PDI's Gilkerson sees convergence of technologies, actionable data
SAN ANTONIO, Texas -- Everything from electronic tablets to the ability to buy a terabyte of data storage from Wal-Mart is moving c-stores to a new age of "customer-centric" technology, according to the head of one of the industry's better-known software-solution providers.
"Soon we're going to have a good idea of what customer is going to what store, and what he'll be doing," said Greg Gilkerson, president of Temple, Texas-based PDI. His company held a four-day users conference this week in San Antonio, Texas, that attracted 340 retailers and more than 400 attendees (see related story in this issue of CSP Daily News). "And we'll come up with an offer to make him feel unique, and put in front of him what's relevant."
Gilkerson took the time to sit down with CSP Daily News and talk about what his company is doing and where the industry is headed.
Q: So speaking of relevance, what are the issues affecting your company's direction today?
A: Customer-centric marketing is what I'd call it. We're at an intersection point where costs have come down and the capability of loyalty and customer-centric marketing are coming together.
Of course, we're known for our reporting capabilities but we're improving in areas of mobile phone and tablet [applications], workforce with payroll and benefits, and tools for the people side of the business. But with the emergence of capable point-of-sale (POS) devices in the industry, we're seeing a move to maximize the value of the transaction. I see thinking along the lines of affinity marketing and operational and customer-focused opportunities.

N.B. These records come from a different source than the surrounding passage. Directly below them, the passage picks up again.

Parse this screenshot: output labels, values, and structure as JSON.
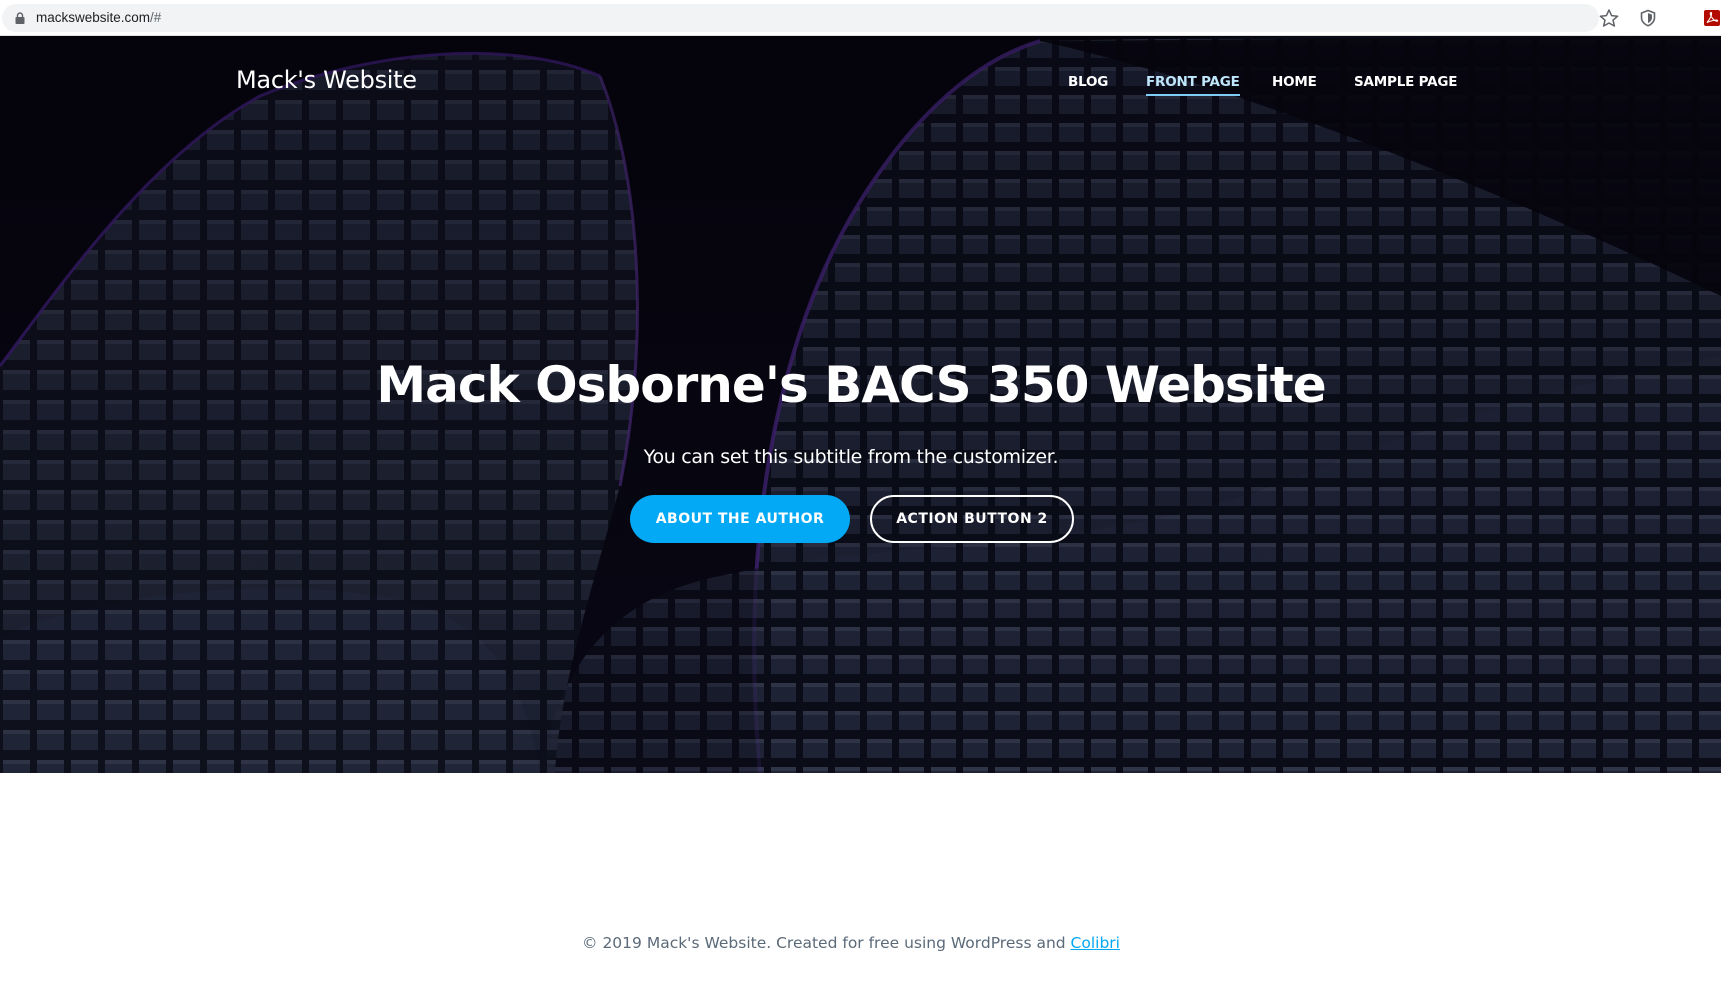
{
  "browser": {
    "url_host": "mackswebsite.com",
    "url_suffix": "/#",
    "icons": {
      "secure": "lock-icon",
      "bookmark": "star-icon",
      "extension_1": "shield-icon",
      "extension_2": "pdf-icon"
    }
  },
  "header": {
    "site_title": "Mack's Website",
    "nav": {
      "items": [
        {
          "label": "BLOG",
          "active": false
        },
        {
          "label": "FRONT PAGE",
          "active": true
        },
        {
          "label": "HOME",
          "active": false
        },
        {
          "label": "SAMPLE PAGE",
          "active": false
        }
      ]
    }
  },
  "hero": {
    "heading": "Mack Osborne's BACS 350 Website",
    "subtitle": "You can set this subtitle from the customizer.",
    "primary_button": "ABOUT THE AUTHOR",
    "secondary_button": "ACTION BUTTON 2"
  },
  "footer": {
    "text": "© 2019 Mack's Website. Created for free using WordPress and ",
    "link_text": "Colibri"
  },
  "colors": {
    "accent": "#03a9f4",
    "active_nav": "#bfe6fb",
    "hero_dark": "#0a0714",
    "footer_text": "#5b6a79"
  }
}
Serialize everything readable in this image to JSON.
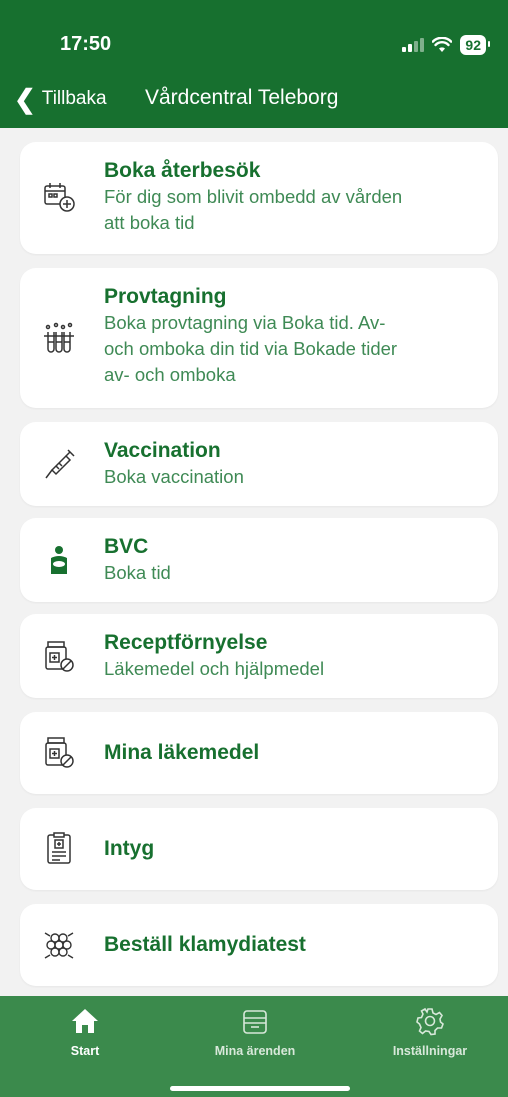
{
  "status": {
    "time": "17:50",
    "battery": "92"
  },
  "nav": {
    "back_label": "Tillbaka",
    "title": "Vårdcentral Teleborg"
  },
  "items": [
    {
      "title": "Boka återbesök",
      "subtitle": [
        "För dig som blivit ombedd av vården",
        "att boka tid"
      ],
      "icon": "calendar-plus-icon"
    },
    {
      "title": "Provtagning",
      "subtitle": [
        "Boka provtagning via Boka tid. Av-",
        "och omboka din tid via Bokade tider",
        "av- och omboka"
      ],
      "icon": "test-tubes-icon"
    },
    {
      "title": "Vaccination",
      "subtitle": [
        "Boka vaccination"
      ],
      "icon": "syringe-icon"
    },
    {
      "title": "BVC",
      "subtitle": [
        "Boka tid"
      ],
      "icon": "parent-child-icon"
    },
    {
      "title": "Receptförnyelse",
      "subtitle": [
        "Läkemedel och hjälpmedel"
      ],
      "icon": "medicine-jar-icon"
    },
    {
      "title": "Mina läkemedel",
      "subtitle": [],
      "icon": "medicine-jar-icon"
    },
    {
      "title": "Intyg",
      "subtitle": [],
      "icon": "certificate-icon"
    },
    {
      "title": "Beställ klamydiatest",
      "subtitle": [],
      "icon": "bacteria-icon"
    }
  ],
  "tabs": [
    {
      "label": "Start",
      "icon": "home-icon",
      "active": true
    },
    {
      "label": "Mina ärenden",
      "icon": "inbox-tray-icon",
      "active": false
    },
    {
      "label": "Inställningar",
      "icon": "gear-icon",
      "active": false
    }
  ],
  "colors": {
    "brand": "#17702f",
    "tabbar": "#3b8a4c",
    "background": "#f2f2f2"
  }
}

Q: And where do you see PDI's role?
A: We're not a loyalty system, but we can facilitate the process to provide data. … It'll be a race to see who can service the [retail] customer better.
Q: We're at a unique time with regards to technology. How did we get here and where do you see everything going?
A: If you look back to 1979 with the first PCs, we first put PCs in the stores. Then we moved to item-level management, pricebook and scanning. Then computer-assisted ordering, item-level inventory management .… And now we're ready for the next step, which is using the technology to serve the customer--where now, [technology] is making a profit versus just being a cost savings.
Q: Profit and efficiency.
A: Yes, and we don't want to forget efficiency. I've heard a client explain to his boss that an investment in technology would make him capable of running either 10 or a million transactions. We've ratcheted up the complexity, but it's inversely related to the cost of technology.
Q: So where so you see it all going?
A: There's a term we've been hearing--"big data." It's where we'll be able to use large amounts of data from multiple sources to produce actionable information.
Q: And speaking of the future, do you think the c-store industry is going to be viable in that "Brave New World"?
A: Absolutely. We're obviously going to be the supply chain for motor fuel. Probably for CNG, depending on how our nation addresses energy. But our top-tier chains are doing a fabulous job of making stores an integral part of everyday life in foodservice and snacks.
Temple, Texas-based PDI provides software, hardware and professional services to convenience retailers and wholesale petroleum marketers. Worldwide, approximately 350 companies and more than 24,000 retail locations rely on PDI's systems for retail automation, fuel and warehouse management, business intelligence and financial management. PDI/Enterprise is a complete network-centric software system that enables convenience, foodservice and wholesale petroleum operators to do business electronically. Built using decades of industry experience, design input from more than 250 customers and Microsoft.NET technology, PDI/Enterprise spans the home office, warehouses, backoffice and mobile applications.